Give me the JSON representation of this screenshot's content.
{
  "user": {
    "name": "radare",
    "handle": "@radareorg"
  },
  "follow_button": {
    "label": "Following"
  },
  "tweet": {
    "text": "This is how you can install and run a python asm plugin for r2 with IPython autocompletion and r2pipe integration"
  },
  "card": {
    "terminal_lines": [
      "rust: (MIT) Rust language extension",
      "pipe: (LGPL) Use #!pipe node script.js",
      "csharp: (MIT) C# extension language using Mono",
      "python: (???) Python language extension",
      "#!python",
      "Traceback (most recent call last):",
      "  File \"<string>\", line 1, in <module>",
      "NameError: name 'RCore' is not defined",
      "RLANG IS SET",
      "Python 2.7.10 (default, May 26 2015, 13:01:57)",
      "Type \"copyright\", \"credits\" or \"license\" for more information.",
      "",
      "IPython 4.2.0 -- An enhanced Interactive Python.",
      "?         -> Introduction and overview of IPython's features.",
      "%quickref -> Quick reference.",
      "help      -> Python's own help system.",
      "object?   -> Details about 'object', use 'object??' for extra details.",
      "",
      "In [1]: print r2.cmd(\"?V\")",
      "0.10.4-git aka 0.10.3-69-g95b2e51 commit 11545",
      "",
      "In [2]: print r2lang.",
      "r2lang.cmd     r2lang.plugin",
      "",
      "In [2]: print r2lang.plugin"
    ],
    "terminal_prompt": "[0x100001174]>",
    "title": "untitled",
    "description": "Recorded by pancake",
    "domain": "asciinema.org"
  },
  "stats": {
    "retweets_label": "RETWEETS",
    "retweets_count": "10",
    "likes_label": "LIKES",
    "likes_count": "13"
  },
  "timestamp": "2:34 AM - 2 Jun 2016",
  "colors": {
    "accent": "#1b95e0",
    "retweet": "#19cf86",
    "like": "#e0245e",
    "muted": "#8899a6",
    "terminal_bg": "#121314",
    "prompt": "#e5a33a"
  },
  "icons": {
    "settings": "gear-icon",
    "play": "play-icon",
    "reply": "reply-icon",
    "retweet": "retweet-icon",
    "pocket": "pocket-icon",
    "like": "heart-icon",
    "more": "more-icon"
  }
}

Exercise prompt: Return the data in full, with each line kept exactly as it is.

Answer box:
Give me the JSON representation of this screenshot's content.
{
  "user": {
    "name": "radare",
    "handle": "@radareorg"
  },
  "follow_button": {
    "label": "Following"
  },
  "tweet": {
    "text": "This is how you can install and run a python asm plugin for r2 with IPython autocompletion and r2pipe integration"
  },
  "card": {
    "terminal_lines": [
      "rust: (MIT) Rust language extension",
      "pipe: (LGPL) Use #!pipe node script.js",
      "csharp: (MIT) C# extension language using Mono",
      "python: (???) Python language extension",
      "#!python",
      "Traceback (most recent call last):",
      "  File \"<string>\", line 1, in <module>",
      "NameError: name 'RCore' is not defined",
      "RLANG IS SET",
      "Python 2.7.10 (default, May 26 2015, 13:01:57)",
      "Type \"copyright\", \"credits\" or \"license\" for more information.",
      "",
      "IPython 4.2.0 -- An enhanced Interactive Python.",
      "?         -> Introduction and overview of IPython's features.",
      "%quickref -> Quick reference.",
      "help      -> Python's own help system.",
      "object?   -> Details about 'object', use 'object??' for extra details.",
      "",
      "In [1]: print r2.cmd(\"?V\")",
      "0.10.4-git aka 0.10.3-69-g95b2e51 commit 11545",
      "",
      "In [2]: print r2lang.",
      "r2lang.cmd     r2lang.plugin",
      "",
      "In [2]: print r2lang.plugin"
    ],
    "terminal_prompt": "[0x100001174]>",
    "title": "untitled",
    "description": "Recorded by pancake",
    "domain": "asciinema.org"
  },
  "stats": {
    "retweets_label": "RETWEETS",
    "retweets_count": "10",
    "likes_label": "LIKES",
    "likes_count": "13"
  },
  "timestamp": "2:34 AM - 2 Jun 2016",
  "colors": {
    "accent": "#1b95e0",
    "retweet": "#19cf86",
    "like": "#e0245e",
    "muted": "#8899a6",
    "terminal_bg": "#121314",
    "prompt": "#e5a33a"
  },
  "icons": {
    "settings": "gear-icon",
    "play": "play-icon",
    "reply": "reply-icon",
    "retweet": "retweet-icon",
    "pocket": "pocket-icon",
    "like": "heart-icon",
    "more": "more-icon"
  }
}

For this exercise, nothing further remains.